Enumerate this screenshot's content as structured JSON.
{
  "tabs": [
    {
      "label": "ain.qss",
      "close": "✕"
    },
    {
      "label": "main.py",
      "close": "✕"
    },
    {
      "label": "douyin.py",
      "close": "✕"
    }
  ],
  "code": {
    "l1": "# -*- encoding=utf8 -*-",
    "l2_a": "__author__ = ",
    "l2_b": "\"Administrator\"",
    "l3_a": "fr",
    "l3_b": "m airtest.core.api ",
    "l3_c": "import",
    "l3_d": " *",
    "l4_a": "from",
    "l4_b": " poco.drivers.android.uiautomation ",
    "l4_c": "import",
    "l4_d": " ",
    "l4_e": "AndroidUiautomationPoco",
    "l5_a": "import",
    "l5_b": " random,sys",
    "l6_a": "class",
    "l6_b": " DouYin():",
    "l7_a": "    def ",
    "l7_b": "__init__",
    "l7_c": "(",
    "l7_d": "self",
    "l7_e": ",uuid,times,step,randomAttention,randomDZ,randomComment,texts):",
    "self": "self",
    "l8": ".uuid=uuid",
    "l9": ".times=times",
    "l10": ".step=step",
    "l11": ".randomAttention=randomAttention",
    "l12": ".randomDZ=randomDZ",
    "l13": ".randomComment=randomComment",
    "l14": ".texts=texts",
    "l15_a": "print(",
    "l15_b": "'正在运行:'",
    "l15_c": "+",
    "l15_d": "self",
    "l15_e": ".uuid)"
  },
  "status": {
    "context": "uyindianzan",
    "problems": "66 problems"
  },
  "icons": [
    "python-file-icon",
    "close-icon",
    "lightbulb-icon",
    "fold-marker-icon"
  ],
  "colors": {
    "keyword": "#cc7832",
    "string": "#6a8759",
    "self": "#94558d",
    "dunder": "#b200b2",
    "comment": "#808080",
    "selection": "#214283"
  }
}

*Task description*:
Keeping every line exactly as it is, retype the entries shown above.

*Written response*:
Enumerate this screenshot's content as structured JSON.
{
  "tabs": [
    {
      "label": "ain.qss",
      "close": "✕"
    },
    {
      "label": "main.py",
      "close": "✕"
    },
    {
      "label": "douyin.py",
      "close": "✕"
    }
  ],
  "code": {
    "l1": "# -*- encoding=utf8 -*-",
    "l2_a": "__author__ = ",
    "l2_b": "\"Administrator\"",
    "l3_a": "fr",
    "l3_b": "m airtest.core.api ",
    "l3_c": "import",
    "l3_d": " *",
    "l4_a": "from",
    "l4_b": " poco.drivers.android.uiautomation ",
    "l4_c": "import",
    "l4_d": " ",
    "l4_e": "AndroidUiautomationPoco",
    "l5_a": "import",
    "l5_b": " random,sys",
    "l6_a": "class",
    "l6_b": " DouYin():",
    "l7_a": "    def ",
    "l7_b": "__init__",
    "l7_c": "(",
    "l7_d": "self",
    "l7_e": ",uuid,times,step,randomAttention,randomDZ,randomComment,texts):",
    "self": "self",
    "l8": ".uuid=uuid",
    "l9": ".times=times",
    "l10": ".step=step",
    "l11": ".randomAttention=randomAttention",
    "l12": ".randomDZ=randomDZ",
    "l13": ".randomComment=randomComment",
    "l14": ".texts=texts",
    "l15_a": "print(",
    "l15_b": "'正在运行:'",
    "l15_c": "+",
    "l15_d": "self",
    "l15_e": ".uuid)"
  },
  "status": {
    "context": "uyindianzan",
    "problems": "66 problems"
  },
  "icons": [
    "python-file-icon",
    "close-icon",
    "lightbulb-icon",
    "fold-marker-icon"
  ],
  "colors": {
    "keyword": "#cc7832",
    "string": "#6a8759",
    "self": "#94558d",
    "dunder": "#b200b2",
    "comment": "#808080",
    "selection": "#214283"
  }
}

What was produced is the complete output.